(Page and application data records)
>>>
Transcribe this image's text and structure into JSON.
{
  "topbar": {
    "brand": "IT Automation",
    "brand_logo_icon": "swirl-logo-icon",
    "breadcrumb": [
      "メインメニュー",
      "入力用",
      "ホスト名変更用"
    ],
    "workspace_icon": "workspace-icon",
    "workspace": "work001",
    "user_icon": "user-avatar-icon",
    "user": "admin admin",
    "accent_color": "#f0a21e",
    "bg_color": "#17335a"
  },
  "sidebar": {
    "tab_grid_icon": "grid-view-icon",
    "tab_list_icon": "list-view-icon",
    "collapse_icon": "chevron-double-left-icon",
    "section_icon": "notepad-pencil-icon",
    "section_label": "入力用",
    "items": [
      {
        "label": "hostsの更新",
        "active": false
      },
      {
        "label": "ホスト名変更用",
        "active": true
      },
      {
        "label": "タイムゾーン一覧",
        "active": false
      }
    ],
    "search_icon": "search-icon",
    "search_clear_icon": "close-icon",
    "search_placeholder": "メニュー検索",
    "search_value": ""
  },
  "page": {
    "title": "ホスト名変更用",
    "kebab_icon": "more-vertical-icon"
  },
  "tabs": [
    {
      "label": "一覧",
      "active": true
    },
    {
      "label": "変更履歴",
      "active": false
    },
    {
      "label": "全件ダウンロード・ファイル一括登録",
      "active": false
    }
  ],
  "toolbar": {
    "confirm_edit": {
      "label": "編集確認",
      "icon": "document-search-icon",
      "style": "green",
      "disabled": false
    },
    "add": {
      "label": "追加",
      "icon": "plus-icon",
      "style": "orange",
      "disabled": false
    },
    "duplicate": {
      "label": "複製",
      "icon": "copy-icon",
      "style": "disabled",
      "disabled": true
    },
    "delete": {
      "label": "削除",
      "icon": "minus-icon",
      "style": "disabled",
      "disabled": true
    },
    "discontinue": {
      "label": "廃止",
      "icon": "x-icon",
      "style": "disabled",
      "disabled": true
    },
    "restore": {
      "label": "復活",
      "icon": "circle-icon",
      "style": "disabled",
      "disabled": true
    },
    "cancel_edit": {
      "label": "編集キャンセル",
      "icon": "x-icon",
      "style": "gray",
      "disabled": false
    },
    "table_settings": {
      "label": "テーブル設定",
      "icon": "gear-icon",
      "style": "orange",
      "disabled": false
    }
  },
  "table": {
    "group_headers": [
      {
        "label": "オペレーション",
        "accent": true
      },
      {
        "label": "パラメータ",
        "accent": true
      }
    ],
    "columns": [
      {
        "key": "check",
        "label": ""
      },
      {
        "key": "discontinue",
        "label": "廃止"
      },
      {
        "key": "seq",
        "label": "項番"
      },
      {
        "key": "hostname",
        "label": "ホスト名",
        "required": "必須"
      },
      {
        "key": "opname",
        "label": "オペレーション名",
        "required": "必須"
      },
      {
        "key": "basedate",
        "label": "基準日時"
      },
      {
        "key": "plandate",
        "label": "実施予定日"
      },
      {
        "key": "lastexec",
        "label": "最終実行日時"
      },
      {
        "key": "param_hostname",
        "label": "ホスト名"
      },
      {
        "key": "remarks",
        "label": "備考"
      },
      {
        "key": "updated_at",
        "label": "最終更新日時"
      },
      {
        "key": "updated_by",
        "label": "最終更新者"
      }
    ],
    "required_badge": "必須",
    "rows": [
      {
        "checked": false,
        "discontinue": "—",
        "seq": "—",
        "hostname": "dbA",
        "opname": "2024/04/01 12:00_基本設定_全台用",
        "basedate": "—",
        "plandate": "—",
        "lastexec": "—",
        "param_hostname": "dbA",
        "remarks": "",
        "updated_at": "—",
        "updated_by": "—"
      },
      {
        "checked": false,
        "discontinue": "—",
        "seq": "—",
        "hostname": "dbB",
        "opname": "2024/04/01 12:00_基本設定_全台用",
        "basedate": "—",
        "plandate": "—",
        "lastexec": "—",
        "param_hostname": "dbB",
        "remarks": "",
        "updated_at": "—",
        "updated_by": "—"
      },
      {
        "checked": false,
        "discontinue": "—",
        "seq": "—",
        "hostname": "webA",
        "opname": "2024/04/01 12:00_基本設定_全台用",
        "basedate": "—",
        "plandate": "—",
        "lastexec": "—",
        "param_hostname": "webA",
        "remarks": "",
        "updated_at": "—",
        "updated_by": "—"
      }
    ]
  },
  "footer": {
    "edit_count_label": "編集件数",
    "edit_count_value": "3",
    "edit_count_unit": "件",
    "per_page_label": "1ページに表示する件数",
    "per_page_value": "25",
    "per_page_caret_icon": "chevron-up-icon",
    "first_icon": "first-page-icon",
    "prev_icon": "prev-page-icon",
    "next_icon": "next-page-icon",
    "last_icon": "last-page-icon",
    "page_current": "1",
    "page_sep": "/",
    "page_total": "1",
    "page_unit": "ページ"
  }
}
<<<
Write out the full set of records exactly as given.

Transcribe this image's text and structure into JSON.
{
  "topbar": {
    "brand": "IT Automation",
    "brand_logo_icon": "swirl-logo-icon",
    "breadcrumb": [
      "メインメニュー",
      "入力用",
      "ホスト名変更用"
    ],
    "workspace_icon": "workspace-icon",
    "workspace": "work001",
    "user_icon": "user-avatar-icon",
    "user": "admin admin",
    "accent_color": "#f0a21e",
    "bg_color": "#17335a"
  },
  "sidebar": {
    "tab_grid_icon": "grid-view-icon",
    "tab_list_icon": "list-view-icon",
    "collapse_icon": "chevron-double-left-icon",
    "section_icon": "notepad-pencil-icon",
    "section_label": "入力用",
    "items": [
      {
        "label": "hostsの更新",
        "active": false
      },
      {
        "label": "ホスト名変更用",
        "active": true
      },
      {
        "label": "タイムゾーン一覧",
        "active": false
      }
    ],
    "search_icon": "search-icon",
    "search_clear_icon": "close-icon",
    "search_placeholder": "メニュー検索",
    "search_value": ""
  },
  "page": {
    "title": "ホスト名変更用",
    "kebab_icon": "more-vertical-icon"
  },
  "tabs": [
    {
      "label": "一覧",
      "active": true
    },
    {
      "label": "変更履歴",
      "active": false
    },
    {
      "label": "全件ダウンロード・ファイル一括登録",
      "active": false
    }
  ],
  "toolbar": {
    "confirm_edit": {
      "label": "編集確認",
      "icon": "document-search-icon",
      "style": "green",
      "disabled": false
    },
    "add": {
      "label": "追加",
      "icon": "plus-icon",
      "style": "orange",
      "disabled": false
    },
    "duplicate": {
      "label": "複製",
      "icon": "copy-icon",
      "style": "disabled",
      "disabled": true
    },
    "delete": {
      "label": "削除",
      "icon": "minus-icon",
      "style": "disabled",
      "disabled": true
    },
    "discontinue": {
      "label": "廃止",
      "icon": "x-icon",
      "style": "disabled",
      "disabled": true
    },
    "restore": {
      "label": "復活",
      "icon": "circle-icon",
      "style": "disabled",
      "disabled": true
    },
    "cancel_edit": {
      "label": "編集キャンセル",
      "icon": "x-icon",
      "style": "gray",
      "disabled": false
    },
    "table_settings": {
      "label": "テーブル設定",
      "icon": "gear-icon",
      "style": "orange",
      "disabled": false
    }
  },
  "table": {
    "group_headers": [
      {
        "label": "オペレーション",
        "accent": true
      },
      {
        "label": "パラメータ",
        "accent": true
      }
    ],
    "columns": [
      {
        "key": "check",
        "label": ""
      },
      {
        "key": "discontinue",
        "label": "廃止"
      },
      {
        "key": "seq",
        "label": "項番"
      },
      {
        "key": "hostname",
        "label": "ホスト名",
        "required": "必須"
      },
      {
        "key": "opname",
        "label": "オペレーション名",
        "required": "必須"
      },
      {
        "key": "basedate",
        "label": "基準日時"
      },
      {
        "key": "plandate",
        "label": "実施予定日"
      },
      {
        "key": "lastexec",
        "label": "最終実行日時"
      },
      {
        "key": "param_hostname",
        "label": "ホスト名"
      },
      {
        "key": "remarks",
        "label": "備考"
      },
      {
        "key": "updated_at",
        "label": "最終更新日時"
      },
      {
        "key": "updated_by",
        "label": "最終更新者"
      }
    ],
    "required_badge": "必須",
    "rows": [
      {
        "checked": false,
        "discontinue": "—",
        "seq": "—",
        "hostname": "dbA",
        "opname": "2024/04/01 12:00_基本設定_全台用",
        "basedate": "—",
        "plandate": "—",
        "lastexec": "—",
        "param_hostname": "dbA",
        "remarks": "",
        "updated_at": "—",
        "updated_by": "—"
      },
      {
        "checked": false,
        "discontinue": "—",
        "seq": "—",
        "hostname": "dbB",
        "opname": "2024/04/01 12:00_基本設定_全台用",
        "basedate": "—",
        "plandate": "—",
        "lastexec": "—",
        "param_hostname": "dbB",
        "remarks": "",
        "updated_at": "—",
        "updated_by": "—"
      },
      {
        "checked": false,
        "discontinue": "—",
        "seq": "—",
        "hostname": "webA",
        "opname": "2024/04/01 12:00_基本設定_全台用",
        "basedate": "—",
        "plandate": "—",
        "lastexec": "—",
        "param_hostname": "webA",
        "remarks": "",
        "updated_at": "—",
        "updated_by": "—"
      }
    ]
  },
  "footer": {
    "edit_count_label": "編集件数",
    "edit_count_value": "3",
    "edit_count_unit": "件",
    "per_page_label": "1ページに表示する件数",
    "per_page_value": "25",
    "per_page_caret_icon": "chevron-up-icon",
    "first_icon": "first-page-icon",
    "prev_icon": "prev-page-icon",
    "next_icon": "next-page-icon",
    "last_icon": "last-page-icon",
    "page_current": "1",
    "page_sep": "/",
    "page_total": "1",
    "page_unit": "ページ"
  }
}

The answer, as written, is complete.